═══ Input for this task

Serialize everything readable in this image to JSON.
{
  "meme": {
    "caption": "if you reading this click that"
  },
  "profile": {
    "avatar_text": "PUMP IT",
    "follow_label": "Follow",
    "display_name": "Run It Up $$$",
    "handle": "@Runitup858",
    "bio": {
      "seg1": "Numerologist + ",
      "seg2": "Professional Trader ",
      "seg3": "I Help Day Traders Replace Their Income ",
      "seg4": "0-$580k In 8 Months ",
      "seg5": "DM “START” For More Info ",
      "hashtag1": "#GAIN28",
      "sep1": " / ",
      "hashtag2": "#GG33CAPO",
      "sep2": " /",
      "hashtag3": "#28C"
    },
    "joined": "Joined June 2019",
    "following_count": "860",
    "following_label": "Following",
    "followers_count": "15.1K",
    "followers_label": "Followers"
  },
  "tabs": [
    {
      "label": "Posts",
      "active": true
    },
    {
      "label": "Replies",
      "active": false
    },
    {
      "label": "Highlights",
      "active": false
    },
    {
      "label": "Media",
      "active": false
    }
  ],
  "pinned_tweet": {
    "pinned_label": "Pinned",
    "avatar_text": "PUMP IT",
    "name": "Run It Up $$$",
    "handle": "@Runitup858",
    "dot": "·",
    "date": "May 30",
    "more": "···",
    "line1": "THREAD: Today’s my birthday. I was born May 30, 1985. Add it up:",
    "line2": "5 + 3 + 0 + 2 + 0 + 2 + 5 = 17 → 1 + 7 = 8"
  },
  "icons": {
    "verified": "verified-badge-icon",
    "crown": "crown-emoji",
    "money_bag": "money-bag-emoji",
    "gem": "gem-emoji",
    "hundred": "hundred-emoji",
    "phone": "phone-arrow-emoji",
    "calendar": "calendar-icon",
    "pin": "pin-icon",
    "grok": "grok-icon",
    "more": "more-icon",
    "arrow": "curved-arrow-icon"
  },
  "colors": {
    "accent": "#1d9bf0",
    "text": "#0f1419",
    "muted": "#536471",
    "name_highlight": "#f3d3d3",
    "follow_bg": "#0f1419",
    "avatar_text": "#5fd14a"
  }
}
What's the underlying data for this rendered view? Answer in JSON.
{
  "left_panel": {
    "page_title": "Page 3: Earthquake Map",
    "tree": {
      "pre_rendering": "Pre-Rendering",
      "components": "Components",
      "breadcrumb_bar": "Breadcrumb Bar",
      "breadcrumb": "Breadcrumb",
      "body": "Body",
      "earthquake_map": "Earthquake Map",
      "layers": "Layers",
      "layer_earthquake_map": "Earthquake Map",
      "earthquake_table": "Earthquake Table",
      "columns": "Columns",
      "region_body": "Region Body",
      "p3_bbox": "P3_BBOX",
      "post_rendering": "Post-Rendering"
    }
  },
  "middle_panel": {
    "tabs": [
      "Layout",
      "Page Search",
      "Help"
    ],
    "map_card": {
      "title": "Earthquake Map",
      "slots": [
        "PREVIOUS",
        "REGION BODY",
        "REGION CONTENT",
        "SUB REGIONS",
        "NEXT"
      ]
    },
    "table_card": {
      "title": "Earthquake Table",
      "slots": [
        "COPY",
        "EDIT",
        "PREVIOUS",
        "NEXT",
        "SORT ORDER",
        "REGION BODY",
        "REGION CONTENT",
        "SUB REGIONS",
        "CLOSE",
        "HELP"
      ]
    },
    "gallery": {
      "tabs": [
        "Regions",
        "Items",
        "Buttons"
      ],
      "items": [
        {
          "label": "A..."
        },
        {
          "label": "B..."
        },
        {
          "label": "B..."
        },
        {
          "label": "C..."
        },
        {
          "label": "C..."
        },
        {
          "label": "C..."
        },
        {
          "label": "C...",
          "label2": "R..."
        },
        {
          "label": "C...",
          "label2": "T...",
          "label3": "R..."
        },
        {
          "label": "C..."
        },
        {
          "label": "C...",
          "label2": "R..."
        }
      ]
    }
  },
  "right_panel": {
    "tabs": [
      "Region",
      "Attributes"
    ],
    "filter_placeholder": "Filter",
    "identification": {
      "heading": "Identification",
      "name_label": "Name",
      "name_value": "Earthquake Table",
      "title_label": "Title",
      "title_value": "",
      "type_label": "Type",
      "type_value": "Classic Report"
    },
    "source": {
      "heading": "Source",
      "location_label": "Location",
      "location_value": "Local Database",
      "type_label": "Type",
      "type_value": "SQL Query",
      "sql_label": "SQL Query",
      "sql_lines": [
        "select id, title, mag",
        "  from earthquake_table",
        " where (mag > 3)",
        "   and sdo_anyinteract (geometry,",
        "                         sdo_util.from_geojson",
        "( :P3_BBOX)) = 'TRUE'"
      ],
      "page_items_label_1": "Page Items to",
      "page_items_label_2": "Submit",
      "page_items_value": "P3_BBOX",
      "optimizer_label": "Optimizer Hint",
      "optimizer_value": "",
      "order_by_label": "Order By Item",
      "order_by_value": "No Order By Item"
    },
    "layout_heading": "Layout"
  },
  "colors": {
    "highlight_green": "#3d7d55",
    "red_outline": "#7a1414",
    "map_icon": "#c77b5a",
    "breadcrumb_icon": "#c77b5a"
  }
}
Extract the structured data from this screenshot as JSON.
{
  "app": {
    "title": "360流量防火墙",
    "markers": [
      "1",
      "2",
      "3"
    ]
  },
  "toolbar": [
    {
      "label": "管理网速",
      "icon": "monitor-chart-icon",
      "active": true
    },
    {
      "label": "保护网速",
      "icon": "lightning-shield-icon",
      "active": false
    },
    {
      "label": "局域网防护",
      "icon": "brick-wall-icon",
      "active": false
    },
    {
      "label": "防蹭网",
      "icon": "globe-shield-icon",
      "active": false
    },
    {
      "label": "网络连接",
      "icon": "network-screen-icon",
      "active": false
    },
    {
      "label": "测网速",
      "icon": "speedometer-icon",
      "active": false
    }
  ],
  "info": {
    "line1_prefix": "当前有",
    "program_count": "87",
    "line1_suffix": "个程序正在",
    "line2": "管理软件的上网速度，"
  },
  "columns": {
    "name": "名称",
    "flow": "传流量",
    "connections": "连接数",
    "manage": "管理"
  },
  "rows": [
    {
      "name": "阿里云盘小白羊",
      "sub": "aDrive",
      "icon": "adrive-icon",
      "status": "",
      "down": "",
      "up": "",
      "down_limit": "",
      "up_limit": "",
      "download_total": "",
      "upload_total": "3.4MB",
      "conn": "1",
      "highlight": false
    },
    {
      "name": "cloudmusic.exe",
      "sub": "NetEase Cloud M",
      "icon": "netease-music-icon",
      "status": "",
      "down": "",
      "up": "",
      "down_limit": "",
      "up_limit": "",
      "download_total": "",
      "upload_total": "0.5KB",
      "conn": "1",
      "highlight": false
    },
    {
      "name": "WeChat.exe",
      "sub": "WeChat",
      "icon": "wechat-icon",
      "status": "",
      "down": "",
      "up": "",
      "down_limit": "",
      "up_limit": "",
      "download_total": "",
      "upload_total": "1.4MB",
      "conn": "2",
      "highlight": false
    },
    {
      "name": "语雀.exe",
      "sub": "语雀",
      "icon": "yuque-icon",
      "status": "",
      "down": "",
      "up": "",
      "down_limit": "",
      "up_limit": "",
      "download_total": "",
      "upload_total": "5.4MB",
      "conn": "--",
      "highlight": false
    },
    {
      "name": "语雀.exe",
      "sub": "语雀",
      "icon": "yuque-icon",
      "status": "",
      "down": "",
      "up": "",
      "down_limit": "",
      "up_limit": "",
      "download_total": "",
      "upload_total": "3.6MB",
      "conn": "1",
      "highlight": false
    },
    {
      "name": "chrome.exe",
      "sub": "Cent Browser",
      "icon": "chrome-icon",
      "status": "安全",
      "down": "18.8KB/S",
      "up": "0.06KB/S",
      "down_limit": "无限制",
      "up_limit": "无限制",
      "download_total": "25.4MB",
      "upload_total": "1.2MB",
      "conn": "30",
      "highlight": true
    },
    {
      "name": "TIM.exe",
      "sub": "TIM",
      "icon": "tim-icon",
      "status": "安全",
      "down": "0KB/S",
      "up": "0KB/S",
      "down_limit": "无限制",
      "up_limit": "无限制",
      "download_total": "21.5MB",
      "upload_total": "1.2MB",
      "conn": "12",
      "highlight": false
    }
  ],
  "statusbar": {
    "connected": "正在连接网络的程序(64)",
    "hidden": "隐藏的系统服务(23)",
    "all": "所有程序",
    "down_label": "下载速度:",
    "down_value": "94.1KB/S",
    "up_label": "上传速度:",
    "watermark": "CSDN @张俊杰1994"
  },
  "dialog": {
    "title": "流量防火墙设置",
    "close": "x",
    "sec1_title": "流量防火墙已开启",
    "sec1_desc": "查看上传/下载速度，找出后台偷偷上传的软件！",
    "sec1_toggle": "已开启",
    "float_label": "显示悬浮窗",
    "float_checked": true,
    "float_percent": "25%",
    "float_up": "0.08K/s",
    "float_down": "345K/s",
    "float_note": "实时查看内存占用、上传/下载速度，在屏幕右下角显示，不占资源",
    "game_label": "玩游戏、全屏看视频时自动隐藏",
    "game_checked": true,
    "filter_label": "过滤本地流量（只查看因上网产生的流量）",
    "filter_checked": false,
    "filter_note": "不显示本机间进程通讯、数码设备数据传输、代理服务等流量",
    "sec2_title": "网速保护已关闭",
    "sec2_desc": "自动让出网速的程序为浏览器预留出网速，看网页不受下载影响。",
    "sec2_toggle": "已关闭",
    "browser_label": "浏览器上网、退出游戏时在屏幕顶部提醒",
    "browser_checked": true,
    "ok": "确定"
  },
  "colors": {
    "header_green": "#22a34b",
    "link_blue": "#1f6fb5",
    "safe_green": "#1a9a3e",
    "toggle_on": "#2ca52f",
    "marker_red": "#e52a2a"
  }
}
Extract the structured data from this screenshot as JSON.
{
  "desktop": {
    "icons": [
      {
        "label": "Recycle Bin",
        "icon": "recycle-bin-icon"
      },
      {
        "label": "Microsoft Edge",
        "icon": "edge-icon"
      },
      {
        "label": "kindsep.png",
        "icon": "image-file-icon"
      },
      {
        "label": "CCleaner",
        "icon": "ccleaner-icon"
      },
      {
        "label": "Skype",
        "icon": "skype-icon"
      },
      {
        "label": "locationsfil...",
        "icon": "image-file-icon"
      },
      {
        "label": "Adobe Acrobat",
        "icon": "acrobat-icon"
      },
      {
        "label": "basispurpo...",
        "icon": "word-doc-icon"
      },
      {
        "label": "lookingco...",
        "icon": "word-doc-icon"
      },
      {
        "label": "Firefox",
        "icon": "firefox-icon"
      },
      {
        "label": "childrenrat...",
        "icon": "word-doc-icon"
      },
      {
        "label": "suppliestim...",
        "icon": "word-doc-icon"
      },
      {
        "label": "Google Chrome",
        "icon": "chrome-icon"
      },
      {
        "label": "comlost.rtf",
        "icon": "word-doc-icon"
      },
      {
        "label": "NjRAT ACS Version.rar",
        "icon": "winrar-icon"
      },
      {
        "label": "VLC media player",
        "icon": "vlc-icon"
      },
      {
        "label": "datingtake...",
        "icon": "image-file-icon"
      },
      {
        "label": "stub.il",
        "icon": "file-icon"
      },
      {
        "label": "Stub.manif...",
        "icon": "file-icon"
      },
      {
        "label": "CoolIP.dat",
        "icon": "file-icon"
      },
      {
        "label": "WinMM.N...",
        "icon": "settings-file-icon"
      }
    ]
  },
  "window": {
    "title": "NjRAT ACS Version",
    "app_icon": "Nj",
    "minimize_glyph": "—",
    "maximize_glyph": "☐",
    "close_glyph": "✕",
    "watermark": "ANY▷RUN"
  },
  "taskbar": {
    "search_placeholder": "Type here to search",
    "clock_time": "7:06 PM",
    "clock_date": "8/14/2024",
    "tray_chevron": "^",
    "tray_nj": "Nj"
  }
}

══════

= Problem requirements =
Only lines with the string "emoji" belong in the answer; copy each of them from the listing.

= Answer to this task =
    "crown": "crown-emoji",
    "money_bag": "money-bag-emoji",
    "gem": "gem-emoji",
    "hundred": "hundred-emoji",
    "phone": "phone-arrow-emoji",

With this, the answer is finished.